┌────────

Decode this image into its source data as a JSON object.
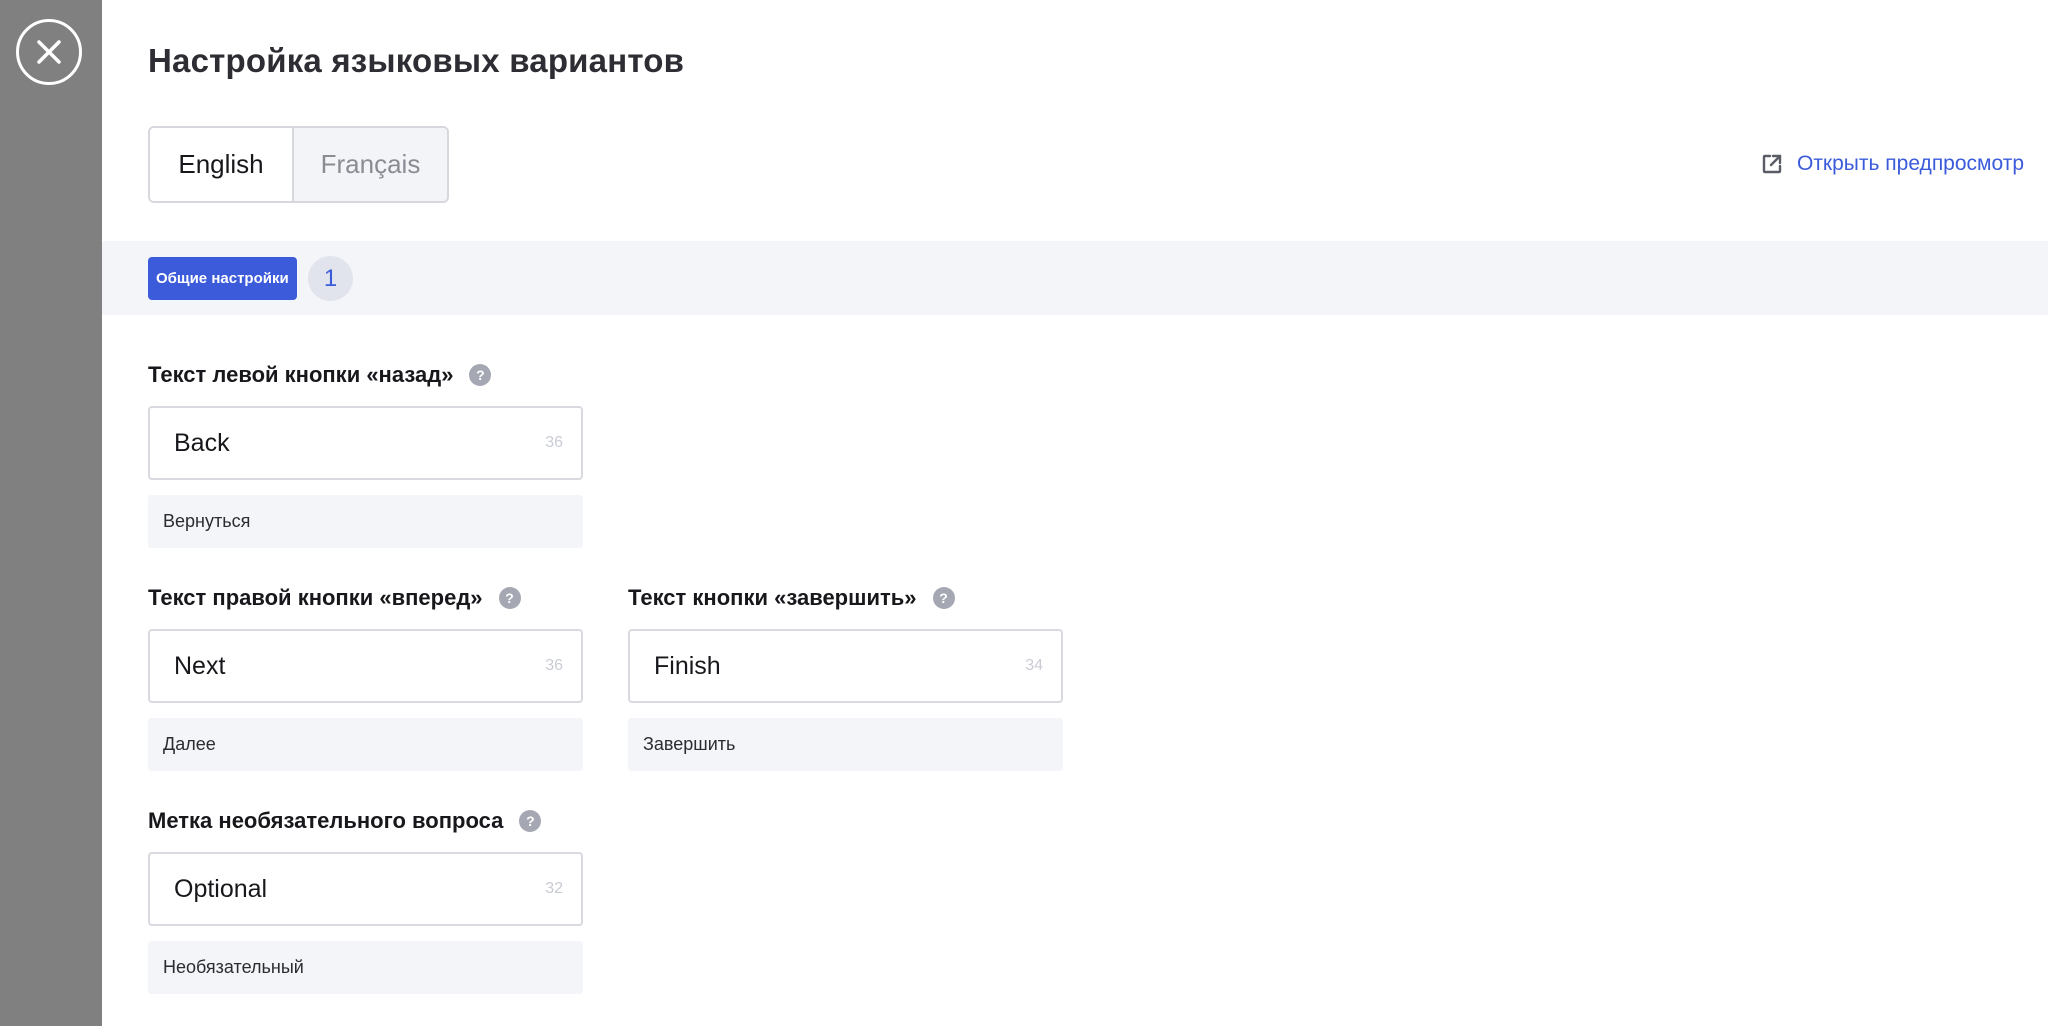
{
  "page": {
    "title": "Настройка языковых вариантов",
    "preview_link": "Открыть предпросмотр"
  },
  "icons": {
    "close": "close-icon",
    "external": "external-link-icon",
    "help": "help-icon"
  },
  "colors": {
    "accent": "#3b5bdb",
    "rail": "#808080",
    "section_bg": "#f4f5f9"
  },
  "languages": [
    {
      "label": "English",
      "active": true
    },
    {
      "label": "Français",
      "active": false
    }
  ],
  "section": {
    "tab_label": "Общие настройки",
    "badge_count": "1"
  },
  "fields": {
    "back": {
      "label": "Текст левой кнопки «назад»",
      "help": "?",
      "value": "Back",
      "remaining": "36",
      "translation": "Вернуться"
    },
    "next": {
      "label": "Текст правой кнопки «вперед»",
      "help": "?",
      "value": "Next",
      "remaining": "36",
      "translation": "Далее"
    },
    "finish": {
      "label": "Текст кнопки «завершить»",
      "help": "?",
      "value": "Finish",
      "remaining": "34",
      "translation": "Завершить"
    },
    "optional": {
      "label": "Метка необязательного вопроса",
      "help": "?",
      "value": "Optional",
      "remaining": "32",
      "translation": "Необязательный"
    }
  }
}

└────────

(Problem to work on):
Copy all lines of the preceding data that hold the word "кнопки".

(Answer below):
      "label": "Текст левой кнопки «назад»",
      "label": "Текст правой кнопки «вперед»",
      "label": "Текст кнопки «завершить»",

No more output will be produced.